EXERCISE REQUIREMENTS
In the listing below, locate the lines bearing the word "JSON". Copy every one of them.

DATA RECORDS
<<<<

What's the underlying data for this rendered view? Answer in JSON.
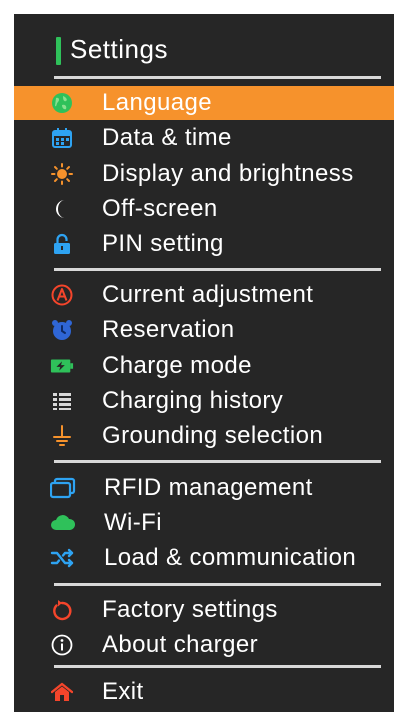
{
  "header": {
    "title": "Settings"
  },
  "groups": [
    [
      {
        "label": "Language",
        "icon": "globe-icon",
        "selected": true
      },
      {
        "label": "Data & time",
        "icon": "calendar-icon"
      },
      {
        "label": "Display and brightness",
        "icon": "sun-icon"
      },
      {
        "label": "Off-screen",
        "icon": "moon-icon"
      },
      {
        "label": "PIN setting",
        "icon": "lock-icon"
      }
    ],
    [
      {
        "label": "Current adjustment",
        "icon": "current-a-icon"
      },
      {
        "label": "Reservation",
        "icon": "alarm-clock-icon"
      },
      {
        "label": "Charge mode",
        "icon": "battery-icon"
      },
      {
        "label": "Charging history",
        "icon": "list-icon"
      },
      {
        "label": "Grounding selection",
        "icon": "ground-icon"
      }
    ],
    [
      {
        "label": "RFID management",
        "icon": "rfid-card-icon"
      },
      {
        "label": "Wi-Fi",
        "icon": "cloud-icon"
      },
      {
        "label": "Load & communication",
        "icon": "shuffle-icon"
      }
    ],
    [
      {
        "label": "Factory settings",
        "icon": "reset-icon"
      },
      {
        "label": "About charger",
        "icon": "info-icon"
      }
    ],
    [
      {
        "label": "Exit",
        "icon": "home-icon"
      }
    ]
  ],
  "colors": {
    "background": "#262626",
    "selected": "#f6922c",
    "accent": "#2fc15a",
    "divider": "#d8d8d8"
  }
}
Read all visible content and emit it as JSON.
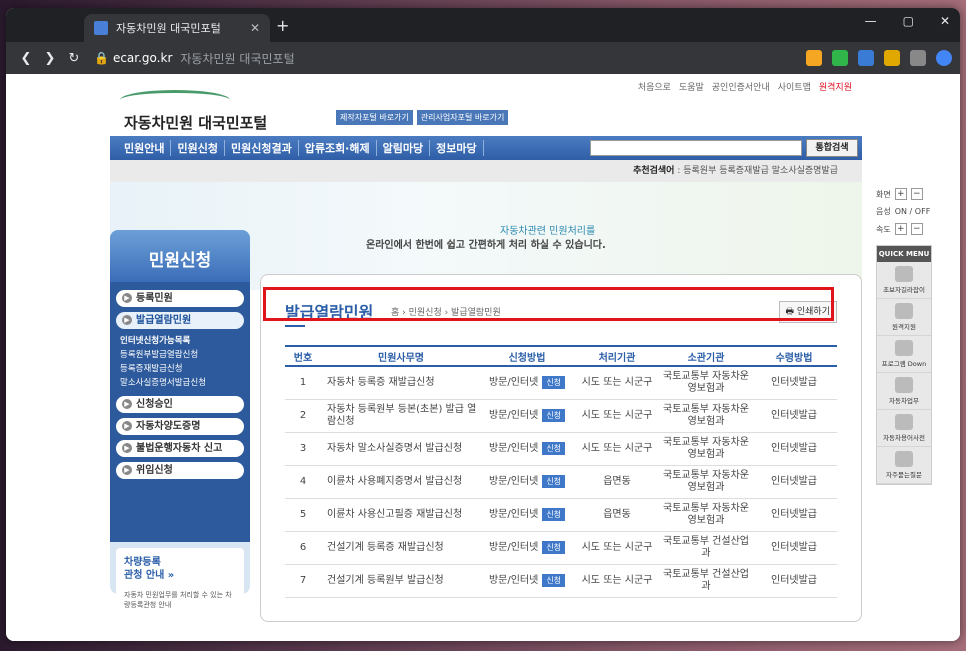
{
  "browser": {
    "tab_title": "자동차민원 대국민포털",
    "tab_close": "✕",
    "new_tab": "+",
    "domain": "ecar.go.kr",
    "page_title": "자동차민원 대국민포털"
  },
  "toplinks": [
    "처음으로",
    "도움말",
    "공인인증서안내",
    "사이트맵",
    "원격지원"
  ],
  "logo_text": "자동차민원 대국민포털",
  "top_buttons": [
    "제작자포털 바로가기",
    "관리사업자포털 바로가기"
  ],
  "gnb": [
    "민원안내",
    "민원신청",
    "민원신청결과",
    "압류조회·해제",
    "알림마당",
    "정보마당"
  ],
  "search": {
    "button": "통합검색",
    "placeholder": ""
  },
  "recommend": {
    "label": "추천검색어",
    "items": "등록원부  등록증재발급  말소사실증명발급"
  },
  "banner": {
    "line1": "자동차관련 민원처리를",
    "line2": "온라인에서 한번에 쉽고 간편하게 처리 하실 수 있습니다."
  },
  "sidebar": {
    "title": "민원신청",
    "menu": [
      "등록민원",
      "발급열람민원",
      "신청승인",
      "자동차양도증명",
      "불법운행자동차 신고",
      "위임신청"
    ],
    "submenu": [
      "인터넷신청가능목록",
      "등록원부발급열람신청",
      "등록증재발급신청",
      "말소사실증명서발급신청"
    ],
    "promo_title1": "차량등록",
    "promo_title2": "관청 안내 »",
    "promo_desc": "자동차 민원업무를 처리할 수 있는 차량등록관청 안내"
  },
  "content": {
    "title": "발급열람민원",
    "breadcrumb": "홈 › 민원신청 › 발급열람민원",
    "print": "인쇄하기",
    "columns": [
      "번호",
      "민원사무명",
      "신청방법",
      "처리기관",
      "소관기관",
      "수령방법"
    ],
    "badge": "신청",
    "rows": [
      [
        "1",
        "자동차 등록증 재발급신청",
        "방문/인터넷",
        "시도 또는 시군구",
        "국토교통부 자동차운영보험과",
        "인터넷발급"
      ],
      [
        "2",
        "자동차 등록원부 등본(초본) 발급 열람신청",
        "방문/인터넷",
        "시도 또는 시군구",
        "국토교통부 자동차운영보험과",
        "인터넷발급"
      ],
      [
        "3",
        "자동차 말소사실증명서 발급신청",
        "방문/인터넷",
        "시도 또는 시군구",
        "국토교통부 자동차운영보험과",
        "인터넷발급"
      ],
      [
        "4",
        "이륜차 사용폐지증명서 발급신청",
        "방문/인터넷",
        "읍면동",
        "국토교통부 자동차운영보험과",
        "인터넷발급"
      ],
      [
        "5",
        "이륜차 사용신고필증 재발급신청",
        "방문/인터넷",
        "읍면동",
        "국토교통부 자동차운영보험과",
        "인터넷발급"
      ],
      [
        "6",
        "건설기계 등록증 재발급신청",
        "방문/인터넷",
        "시도 또는 시군구",
        "국토교통부 건설산업과",
        "인터넷발급"
      ],
      [
        "7",
        "건설기계 등록원부 발급신청",
        "방문/인터넷",
        "시도 또는 시군구",
        "국토교통부 건설산업과",
        "인터넷발급"
      ]
    ]
  },
  "quick": {
    "screen": "화면",
    "voice": "음성",
    "voice_state": "ON / OFF",
    "speed": "속도",
    "menu_title": "QUICK MENU",
    "items": [
      "초보자길라잡이",
      "원격지원",
      "프로그램 Down",
      "자동차업무",
      "자동차용어사전",
      "자주묻는질문"
    ]
  }
}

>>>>

RESULT FOR THIS EXERCISE
What's the underlying data for this rendered view? Answer in JSON.
Read all visible content and emit it as JSON.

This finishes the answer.